Death by Basketball, Fatal Zits and Abraham Lincoln

Poking around in the ancestry files over the past few months has unearthed some weird stuff.

I made some discoveries that:
  1. Make me wonder how we've survived this long and
  2. Convinced me that we're cursed
I'll start with Genevieve.

From the February 23, 1928 issue of the Forest City Courier, I learned of the untimely demise of 15 year old Genevieve Hollifield, young cousin of my grandfather, he being named as one of the pallbearers at her funeral.

A year prior to her death, Genevieve sustained an injury while playing basketball which lead to the amputation of her leg, followed by a year of bed rest and eventually, her death. 

Now, I made some pretty cut throat moves on the court when I played for Brewbaker Academy back in the seventies, but I'm pretty sure there weren't any feckin' amputations as a result. 

Good Lord.

A young mother (my great, great aunt I think,) expired prematurely when she developed "blood poisoning" (I think that's sepsis) after popping a zit on her nose. 

Let's take a moment to appreciate the festering, puss filled mass she must have had in the center of her face, for her to have developed blood poisoning AND DIED as a result of trying to pop it.
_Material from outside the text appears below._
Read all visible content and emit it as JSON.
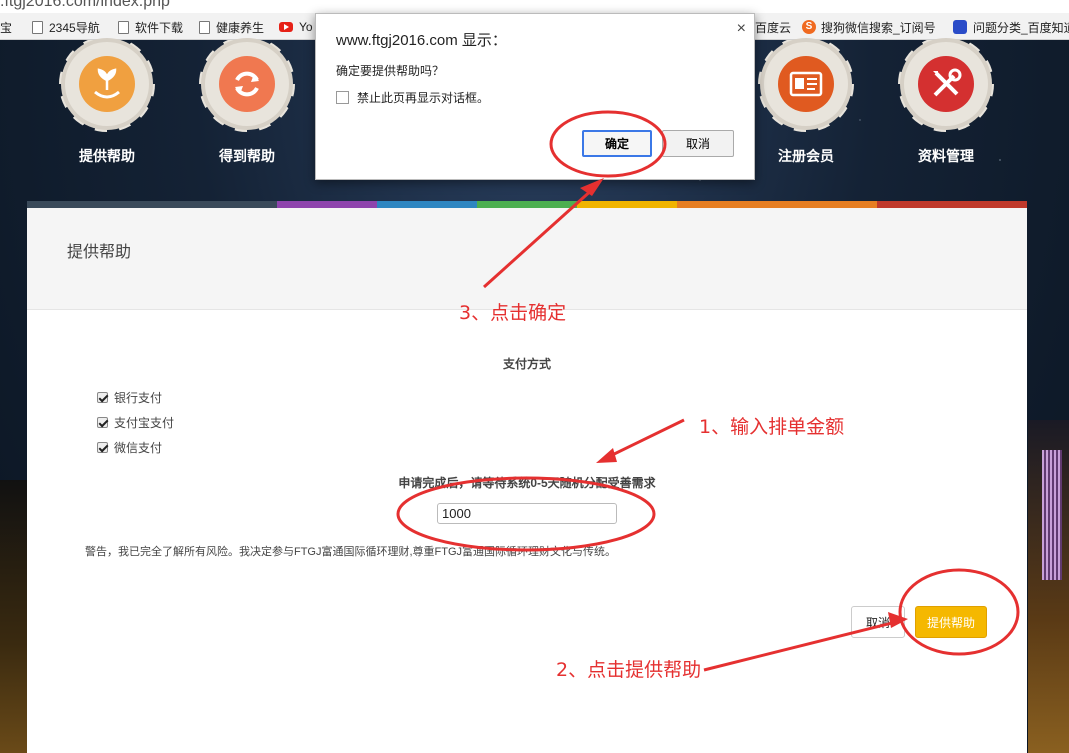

Go ahead, I'll wait...

Another of the kinfolk lost some of his sight when the belt popped off a sander he was using and whacked him right in the eye seein' hole. I reckon this was way before OSHA regulations were a thing. 

The 1920's were rough.

The other side of the family had their share of misfortunes, although they tended to drown rather than developing raging infections. Most of their entries in the Forest City Courier archives were on the social pages. They seem a little high fallootin' and obviously, not in my direct line. I'm pretty sure my ancestors were the poor, working class cousins across the tracks. 

The socialite side of the family loved to sing, one of the cousins leaving the little town to go on to Boston for the beginning of her concert tour.

I did not inherit that gene.

Anywho, they always participated in Music Club, which met monthly, and gave a performance surrounded by a theme. Following is the description of one such night:

The program consisted of Indian music, and as the guests entered the home they were directed to a wigwam made of leopard skin, with the skins of other animals. Inside the wigwam were pots and pans and an old black kettle, out of which delightful coffee was served with sandwiches, served by two Indian squaws. Just outside of the wigwam door, Miss Jeanne sang an Indian lore song accompanied at the piano by Mrs. P. Another solo was also given by Mrs. Weathers, which was greatly enjoyed. The life of the composers of Indian music was studied during the afternoon. 

I'm sorry, but that's some Lucy and Ethel shit right there. As I read it for the first time, I may have snorted so loud I scared the dog .

Meryl Streep plays Mrs. Weathers in the version in my head.

I found some weird stuff about Abraham Lincoln while chasing ancestral ghosts. There's a story that Lincoln wasn't actually born in a one room log cabin in Kentucky, but on Puzzle Creek near Bostic, North Carolina. I happened across the story because legend has it that two of my Hollifield cousins 
(or aunts or whatever) were friends of Lincoln's mother and helped care for him when he was a baby. You can read the account here  and decide for yourself. I thought it was interesting.

Digging in the past is a great distraction when your world is kittywampus. It doesn't hurt that T.A. is the weekend librarian at the Frog Pond Holler branch.

Anywho, I'd better get the dishes washed, earn my keep *insert eyeroll.*

Ya'll have a good one, we'll talk again soon.

Later Taters!
All tips appreciated!